Task requirements
Which lines in the data below contain the word "current"? Pull each of them out.

-- Stored data follows --

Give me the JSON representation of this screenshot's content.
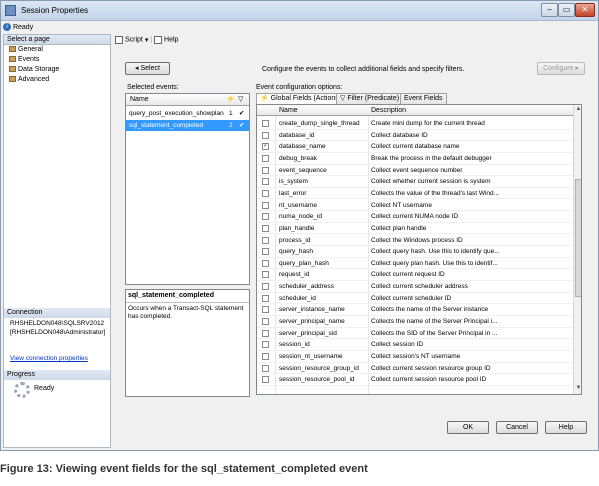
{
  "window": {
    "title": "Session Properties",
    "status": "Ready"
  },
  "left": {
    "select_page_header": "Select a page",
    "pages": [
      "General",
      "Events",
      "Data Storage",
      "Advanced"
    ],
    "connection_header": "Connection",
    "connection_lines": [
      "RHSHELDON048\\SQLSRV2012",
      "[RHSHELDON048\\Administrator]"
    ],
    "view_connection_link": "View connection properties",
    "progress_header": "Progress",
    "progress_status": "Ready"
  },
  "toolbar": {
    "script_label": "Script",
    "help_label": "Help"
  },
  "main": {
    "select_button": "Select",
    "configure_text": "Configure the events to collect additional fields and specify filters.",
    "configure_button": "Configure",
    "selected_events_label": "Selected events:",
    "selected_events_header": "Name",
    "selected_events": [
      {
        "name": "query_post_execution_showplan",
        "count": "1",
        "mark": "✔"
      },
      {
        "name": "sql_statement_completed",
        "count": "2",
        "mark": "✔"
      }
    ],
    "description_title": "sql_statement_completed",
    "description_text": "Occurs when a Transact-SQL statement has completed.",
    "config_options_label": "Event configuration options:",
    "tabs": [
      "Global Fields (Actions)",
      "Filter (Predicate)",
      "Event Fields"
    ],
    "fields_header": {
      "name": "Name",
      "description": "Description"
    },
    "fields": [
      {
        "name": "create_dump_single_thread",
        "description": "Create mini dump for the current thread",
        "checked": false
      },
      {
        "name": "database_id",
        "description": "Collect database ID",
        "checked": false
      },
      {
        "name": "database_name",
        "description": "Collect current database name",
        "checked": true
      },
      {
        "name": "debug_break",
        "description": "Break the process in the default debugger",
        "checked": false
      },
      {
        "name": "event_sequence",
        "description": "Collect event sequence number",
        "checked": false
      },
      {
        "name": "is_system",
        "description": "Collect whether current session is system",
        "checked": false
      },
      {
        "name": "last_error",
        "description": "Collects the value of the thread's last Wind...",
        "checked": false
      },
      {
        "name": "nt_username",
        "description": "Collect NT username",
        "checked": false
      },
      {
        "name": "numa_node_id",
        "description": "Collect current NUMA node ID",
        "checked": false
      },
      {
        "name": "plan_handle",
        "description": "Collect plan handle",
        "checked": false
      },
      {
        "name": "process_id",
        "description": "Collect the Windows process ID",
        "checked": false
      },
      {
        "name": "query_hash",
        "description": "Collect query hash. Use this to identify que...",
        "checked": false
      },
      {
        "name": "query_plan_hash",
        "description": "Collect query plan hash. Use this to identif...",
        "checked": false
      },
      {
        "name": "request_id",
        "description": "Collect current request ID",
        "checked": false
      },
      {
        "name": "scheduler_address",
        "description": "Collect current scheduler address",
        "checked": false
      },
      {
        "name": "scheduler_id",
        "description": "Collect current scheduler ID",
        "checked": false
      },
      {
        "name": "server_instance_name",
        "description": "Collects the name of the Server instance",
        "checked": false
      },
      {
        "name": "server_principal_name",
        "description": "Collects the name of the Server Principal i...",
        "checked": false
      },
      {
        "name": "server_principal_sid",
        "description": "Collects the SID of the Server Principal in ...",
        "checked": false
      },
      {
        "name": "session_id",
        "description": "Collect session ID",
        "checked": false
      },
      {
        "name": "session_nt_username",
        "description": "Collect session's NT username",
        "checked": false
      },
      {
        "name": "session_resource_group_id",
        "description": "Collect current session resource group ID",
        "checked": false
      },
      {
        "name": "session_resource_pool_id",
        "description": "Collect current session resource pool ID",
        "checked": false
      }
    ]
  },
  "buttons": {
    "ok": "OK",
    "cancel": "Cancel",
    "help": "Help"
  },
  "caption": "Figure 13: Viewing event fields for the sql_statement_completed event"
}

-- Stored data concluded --

Answer below
        "description": "Create mini dump for the current thread",
        "description": "Collect current database name",
        "description": "Collect whether current session is system",
        "description": "Collect current NUMA node ID",
        "description": "Collect current request ID",
        "description": "Collect current scheduler address",
        "description": "Collect current scheduler ID",
        "description": "Collect current session resource group ID",
        "description": "Collect current session resource pool ID",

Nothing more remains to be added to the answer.